Task requirements → Your answer should repeat every line of the records below in which the word "title" appears.

□ □ □

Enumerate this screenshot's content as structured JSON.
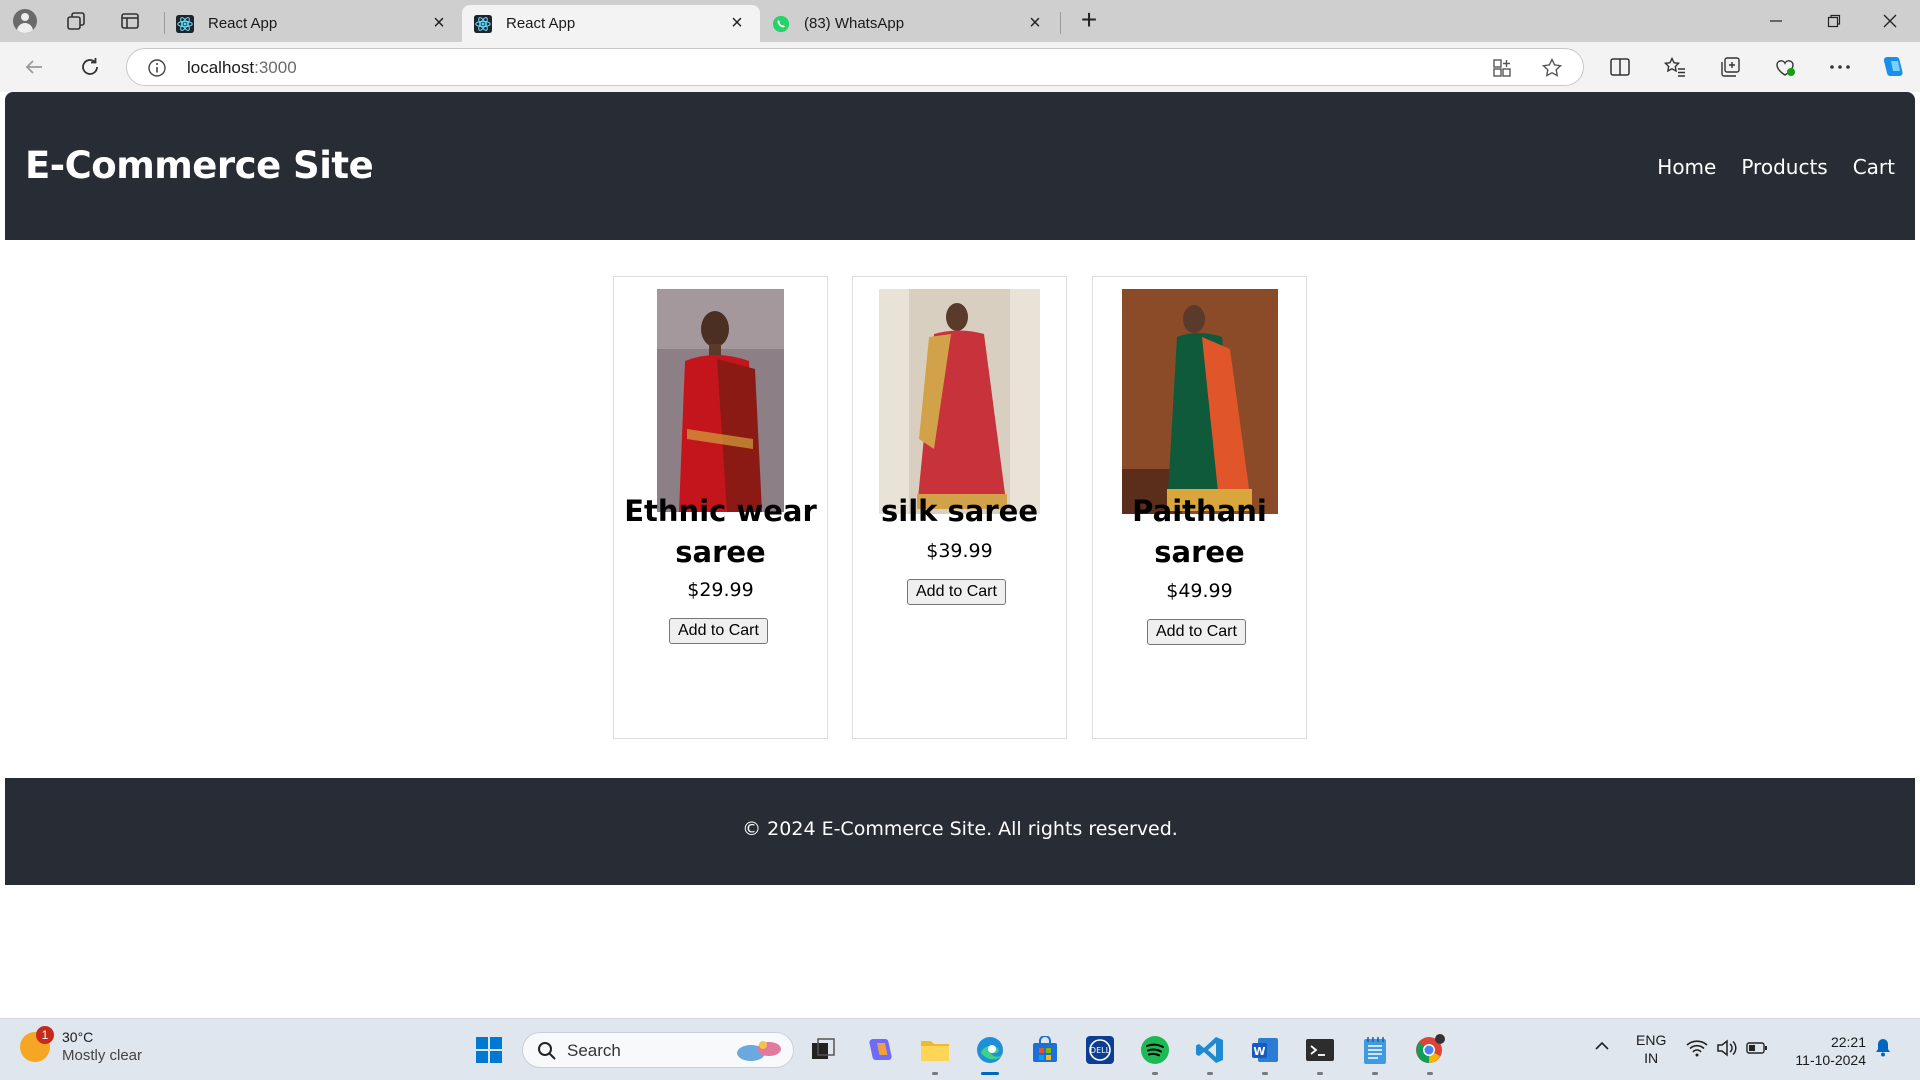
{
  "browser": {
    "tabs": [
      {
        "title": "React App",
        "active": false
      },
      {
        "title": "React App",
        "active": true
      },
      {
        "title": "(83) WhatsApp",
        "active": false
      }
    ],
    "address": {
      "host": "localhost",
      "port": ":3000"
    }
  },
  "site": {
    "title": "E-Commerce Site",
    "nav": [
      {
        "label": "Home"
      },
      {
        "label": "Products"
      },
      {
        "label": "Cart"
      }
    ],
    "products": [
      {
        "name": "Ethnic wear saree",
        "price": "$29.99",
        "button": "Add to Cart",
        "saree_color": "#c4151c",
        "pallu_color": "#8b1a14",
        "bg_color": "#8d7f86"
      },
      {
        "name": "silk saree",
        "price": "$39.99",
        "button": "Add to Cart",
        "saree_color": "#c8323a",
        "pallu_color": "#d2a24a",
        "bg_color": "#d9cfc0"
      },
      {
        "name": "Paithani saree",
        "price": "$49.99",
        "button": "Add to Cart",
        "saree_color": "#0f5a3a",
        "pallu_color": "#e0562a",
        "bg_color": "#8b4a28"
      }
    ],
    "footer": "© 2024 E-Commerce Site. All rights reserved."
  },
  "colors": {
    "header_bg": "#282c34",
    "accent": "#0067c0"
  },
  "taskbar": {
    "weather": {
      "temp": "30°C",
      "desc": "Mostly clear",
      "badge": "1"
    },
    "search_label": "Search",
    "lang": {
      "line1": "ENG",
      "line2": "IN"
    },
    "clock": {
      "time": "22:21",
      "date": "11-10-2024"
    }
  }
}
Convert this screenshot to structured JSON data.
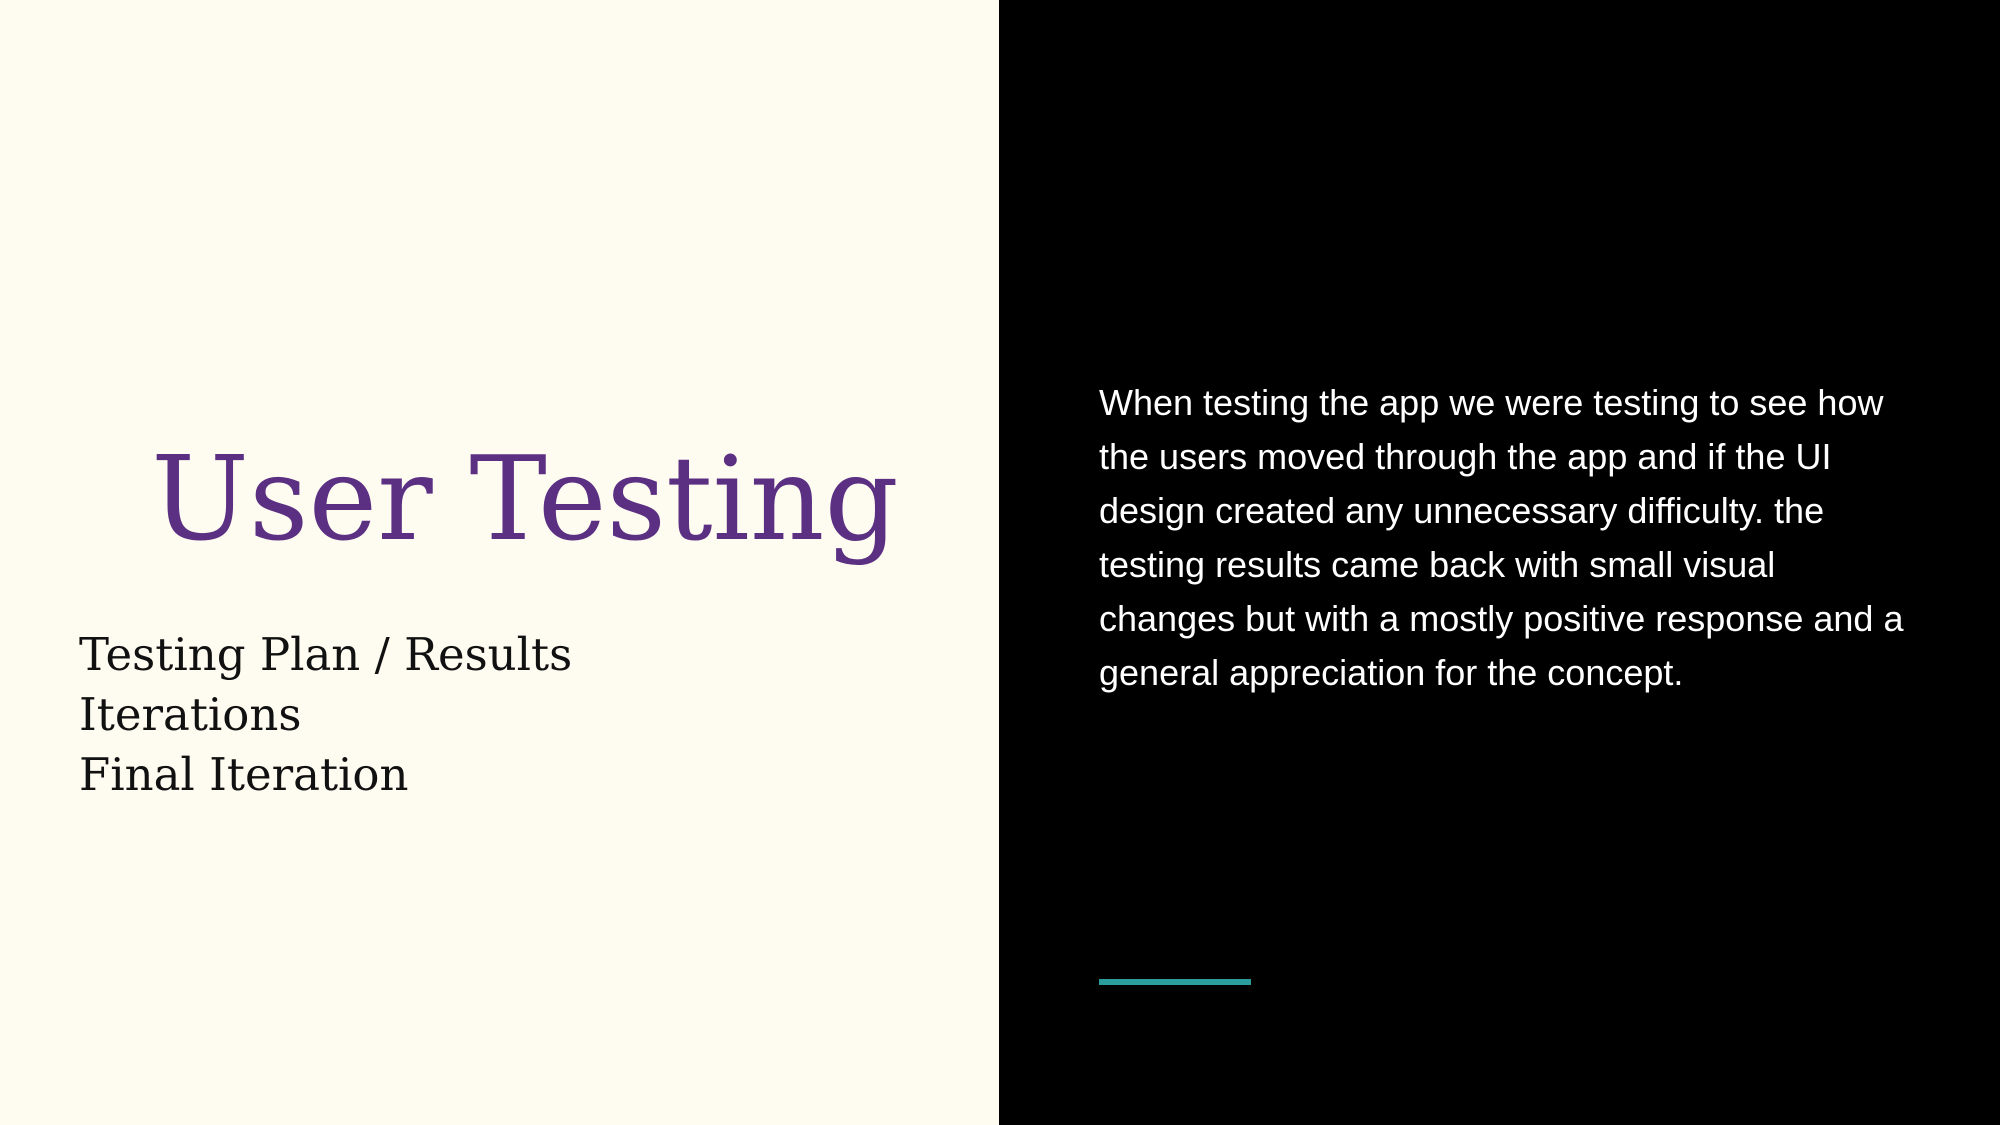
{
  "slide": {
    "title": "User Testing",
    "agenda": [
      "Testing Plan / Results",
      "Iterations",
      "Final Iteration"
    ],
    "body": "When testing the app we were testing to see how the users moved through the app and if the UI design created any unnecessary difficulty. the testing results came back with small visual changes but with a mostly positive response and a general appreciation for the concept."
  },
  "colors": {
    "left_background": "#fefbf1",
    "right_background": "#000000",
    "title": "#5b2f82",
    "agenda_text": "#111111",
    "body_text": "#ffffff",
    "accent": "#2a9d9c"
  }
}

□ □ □

Answer space →
        "title": "React App",
        "title": "React App",
        "title": "(83) WhatsApp",
    "title": "E-Commerce Site",
    "title": "User Testing",
    "title": "#5b2f82",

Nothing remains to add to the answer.